It has been a couple of years since Thomson launched its Elite stems. Since its inception, the Elite stems, together with its range of seatposts, have credibly established themselves as the market leader. What a daunting task it must be for the engineers in Thomson to come up with a new design that will better the already magnificent Elite stems. The wait is finally over when Thomson revealed their new X2 (road) and X4 (mountain) stems for 2005. These stems are not meant as replacement of the current Elite stems, but are new addition to the Thomson range of products. The most significant difference about these new stems is the adoption of the new 31.8mm diameter handlebar clamp.
The new stems are targeted at those who demand a stiffer feel at the controls. The X-series enables the use of the new oversize handlebars, which offered more precise steering, tracking and better control while riding. Thomson claims that the new X4 are stronger than the current Elite stems, yet lighter by about 30 grams. The new stems are available in various length from 50mm to 130mm and in either 0 degree or 10 degree rise. The weight for the X4 ranges from 147 grams to 184 grams depending on configuration.
In the looks compartment, Thomson stuck with their original laser-etched finishing and comes in the all-familiar black or silver colour. The proprietary finishing has been well tested in the field and has proven its resistance against minor scratches. It is this fantastic characteristic that helps Thomson stuffs maintain excellent resale value even after a period of use. The fact is they never look used.

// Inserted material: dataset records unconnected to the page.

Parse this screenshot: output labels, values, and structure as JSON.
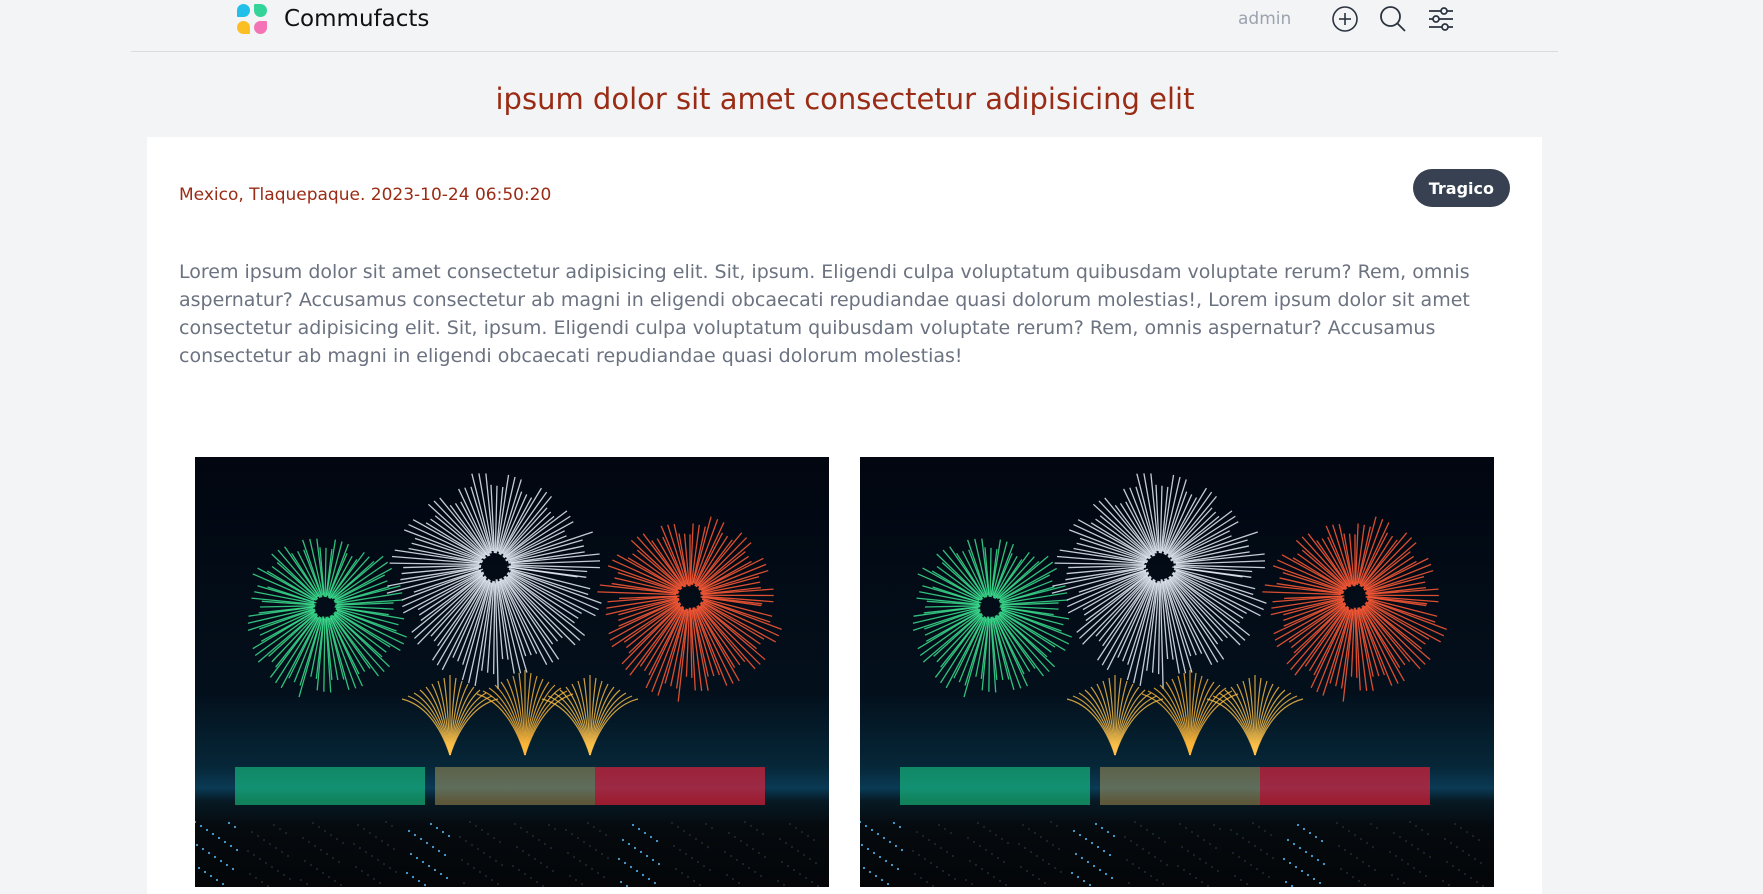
{
  "header": {
    "brand": "Commufacts",
    "user": "admin",
    "icons": [
      "add-circle-icon",
      "search-icon",
      "settings-sliders-icon"
    ]
  },
  "post": {
    "title": "ipsum dolor sit amet consectetur adipisicing elit",
    "meta": "Mexico, Tlaquepaque. 2023-10-24 06:50:20",
    "tag": "Tragico",
    "body": "Lorem ipsum dolor sit amet consectetur adipisicing elit. Sit, ipsum. Eligendi culpa voluptatum quibusdam voluptate rerum? Rem, omnis aspernatur? Accusamus consectetur ab magni in eligendi obcaecati repudiandae quasi dolorum molestias!, Lorem ipsum dolor sit amet consectetur adipisicing elit. Sit, ipsum. Eligendi culpa voluptatum quibusdam voluptate rerum? Rem, omnis aspernatur? Accusamus consectetur ab magni in eligendi obcaecati repudiandae quasi dolorum molestias!",
    "images": [
      "fireworks-photo",
      "fireworks-photo"
    ]
  },
  "colors": {
    "accent": "#9a2b14",
    "badge_bg": "#374151",
    "muted_text": "#6b7280",
    "background": "#f3f4f6"
  }
}
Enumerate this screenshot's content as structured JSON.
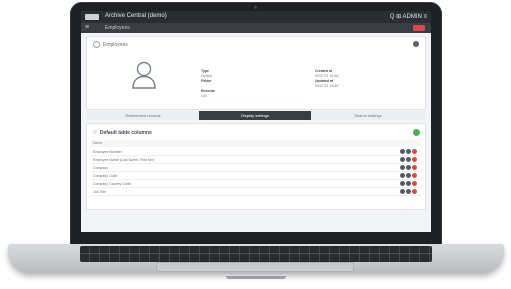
{
  "app": {
    "title": "Archive Central (demo)",
    "top_right": "Q  ⊞  ADMIN  ≡"
  },
  "subbar": {
    "breadcrumb": "Employees"
  },
  "card": {
    "heading": "Employees",
    "fields": [
      {
        "label": "Type",
        "value": "Default"
      },
      {
        "label": "Folder",
        "value": "-"
      },
      {
        "label": "Records",
        "value": "100"
      },
      {
        "label": "Created at",
        "value": "09/07/21 16:46"
      },
      {
        "label": "Updated at",
        "value": "09/07/21 16:46"
      }
    ]
  },
  "tabs": [
    {
      "label": "Referenced records",
      "active": false
    },
    {
      "label": "Display settings",
      "active": true
    },
    {
      "label": "Search settings",
      "active": false
    }
  ],
  "panel": {
    "title": "Default table columns",
    "column_header": "Name",
    "rows": [
      "Employee Number",
      "Employee Name (Last Name, First Nm)",
      "Company",
      "Company Code",
      "Company Country Code",
      "Job Title"
    ]
  },
  "colors": {
    "topbar": "#2b2d33",
    "accent_red": "#d94a4a",
    "accent_green": "#4caf50"
  },
  "icons": [
    "menu-icon",
    "user-avatar-icon",
    "gear-icon",
    "filter-icon",
    "add-icon",
    "move-up-icon",
    "move-down-icon",
    "remove-icon"
  ]
}
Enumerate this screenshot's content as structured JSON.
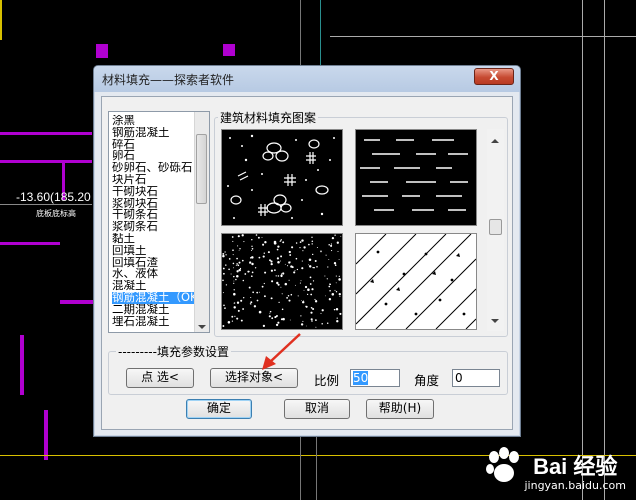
{
  "window": {
    "title": "材料填充——探索者软件",
    "close_label": "X"
  },
  "material_list": {
    "items": [
      "涂黑",
      "钢筋混凝土",
      "碎石",
      "卵石",
      "砂卵石、砂砾石",
      "块片石",
      "干砌块石",
      "浆砌块石",
      "干砌条石",
      "浆砌条石",
      "黏土",
      "回填土",
      "回填石渣",
      "水、液体",
      "混凝土",
      "钢筋混凝土（OK",
      "二期混凝土",
      "埋石混凝土"
    ],
    "selected_index": 15
  },
  "pattern_group": {
    "label": "建筑材料填充图案",
    "patterns": [
      "rubble-stone",
      "dashes",
      "gravel-dots",
      "diagonal-hatch"
    ]
  },
  "params_group": {
    "label": "---------填充参数设置",
    "pick_points_label": "点  选<",
    "select_objects_label": "选择对象<",
    "scale_label": "比例",
    "scale_value": "50",
    "angle_label": "角度",
    "angle_value": "0"
  },
  "buttons": {
    "ok": "确定",
    "cancel": "取消",
    "help": "帮助(H)"
  },
  "cad": {
    "elevation_text": "-13.60(185.20",
    "sub_text": "底板底标高"
  },
  "watermark": {
    "brand": "Bai 经验",
    "url": "jingyan.baidu.com"
  },
  "colors": {
    "accent_arrow": "#e03020",
    "selection": "#3399ff",
    "cad_magenta": "#b000d0"
  }
}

Although the X4 is the latest offering in Thomson?s stable, its design however, is not proprietary. The X4 shares the popular one piece CNC?d body coupled with a 4-bolt faceplate and a 2-bolt steerer tube clamp. While we have no doubt that this is one of the most efficient designs currently, we were disenchanted that Thomson has not been able to churn up some radical new innovations that will excite the community.
Thomson claims that the new X4 has the highest strength to weight ratio among its competitors. While competitors? stems are built for very specific uses, Thomson claims that the X4 is very versatile and is even strong enough to be use confidently on Downhill and Freeride machines.
Does it work
If you are thinking of switching to the X4, you must remember that your handlebar needs to be replaced too. The new 31.8mm diameter clamp on the X4 is not compatible with the common 25.4mm diameter handlebar, thus rendering your current bar useless. Currently, the choices for the 31.8mm diameter handlebars are quite limited though we expect available choices to grow in a year or two. When mounting the handlebar, do take note not to tighten the face clamp bolts beyond 35in-lbs (4.0 Nm). This is especially important if you are mounting a carbon handlebar. When over-tightened, the user runs the risk of fracturing the carbon bar. In addition, observe the gaps between the faceplate and the stem after you have screw down the faceplate. The two gaps (below and above the handlebar) should be equal in distance. This ensures clamping pressure is evenly distributed around the clamp area.
Having mounted the new stem and bar on our XC rigs, we took the bike to our usual testing ground. On paper, the oversized bars and its promise of better steering and stiffness looked hopeful. But on the ground, we realize that XC riders would not feel significant difference between the Elite and the X4. The X4 only feels marginally stiffer than the Elite in the trails. The moment we hit the tar road, we felt no discernable difference between the two. So unless you are a stiffness freak, or a weight weenie that happens to be a die-hard Thomson fan, we see no urgency in giving up your current stem for the new one.
The construction and quality of the stem is top notch and is nothing short of what we have come to expect from Thomson. If you are running a Downhill or Freeride monster and are thinking of putting your ride through a diet, the X4 might be a good consideration. Besides lightening up the bike, it also adds stiffness at the front end with the large diameter bars.
On the other hand, an average XC rider will not see a great difference between the X4 and the Elite. In the trail, the differences are subtle, and on the road, they feel the same.
If you are planning to build up a new bike, you might want to consider the X4 over the Elite due to the added stiffness and reduced weight. But if you already have a stem and are looking for a change, do remember to factor in the cost of a new handlebar when changing to the X4.